And he insisted: "There is no plan B."
Thousands of Greeks were expected to take to the streets later Sunday for pro-government demonstrations, with supporters across Europe holding their own rallies to call on Brussels to loosen the noose of austerity.
- 'Battle call of history' -
MEP Manolis Glezos, 92, a member of the ruling radical left Syriza party and World War II resistance icon, called on his compatriots to "respond to the battle call of history".
The EU and the International Monetary Fund bailed Greece out in 2010, and then again in 2012 to the tune of some 240 billion euros, plus a debt write-down worth more than 100 billion euros ($113 billion).
In return for the bailouts, the then centre-right Greek government agreed to a series of stinging austerity measures, and the much-resented oversight by the EU, IMF and European Central Bank "troika".
Prime Minister Alexis Tsipras won elections last month on promises to ditch the programme, which he said was strangling the economy.
He laid out his plans for a new deal to his peers, including Europe's sceptical paymaster German Chancellor Angela Merkel, at his first European Union summit last week.
Merkel recognised the need for compromise on all sides, but also called for Greece to respect the conditions of the bailout -- a position that neatly encapsulated both sides in the stand-off.
Tsipras said Saturday that Monday's meeting of the 19 eurozone finance ministers, which kicks off at 1400 GMT, will be "difficult", adding that "it is early to speak of an agreement."
The EU has urged Greece to prolong its bailout, without which it fears it will default on its debts.
It is also unwilling to let Greece off the hook while other EU member states that received bailouts were forced to implement painful reforms.
The Greek government insists it wants a "bridge programme" instead, which would tide it over while it negotiates a new deal on an austerity programme it says has punished ordinary Greeks, creating desperate poverty and sky-high unemployment.
The jobless rate was 25.8 percent in November, with youth unemployment at a towering 50.6 percent.
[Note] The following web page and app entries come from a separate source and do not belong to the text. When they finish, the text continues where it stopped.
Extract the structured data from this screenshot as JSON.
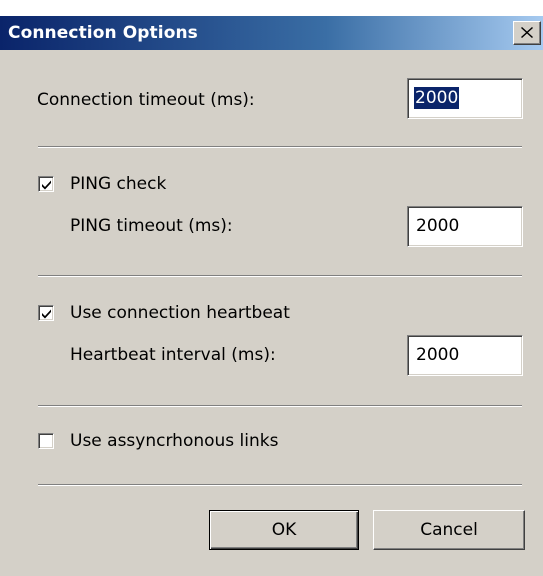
{
  "dialog": {
    "title": "Connection Options",
    "close_glyph": "close-icon"
  },
  "connection_timeout": {
    "label": "Connection timeout (ms):",
    "value": "2000",
    "selected": true
  },
  "ping": {
    "checkbox_label": "PING check",
    "checked": true,
    "timeout_label": "PING timeout (ms):",
    "timeout_value": "2000"
  },
  "heartbeat": {
    "checkbox_label": "Use connection heartbeat",
    "checked": true,
    "interval_label": "Heartbeat interval (ms):",
    "interval_value": "2000"
  },
  "async_links": {
    "checkbox_label": "Use assyncrhonous links",
    "checked": false
  },
  "buttons": {
    "ok_label": "OK",
    "cancel_label": "Cancel"
  },
  "colors": {
    "face": "#d4d0c8",
    "title_start": "#0a246a",
    "title_end": "#a6caf0",
    "selection": "#0a246a"
  }
}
Greek newspapers clung to hope for a deal, with the Vima weekly running a cartoon showing Merkel and Tsipras building a stone bridge together.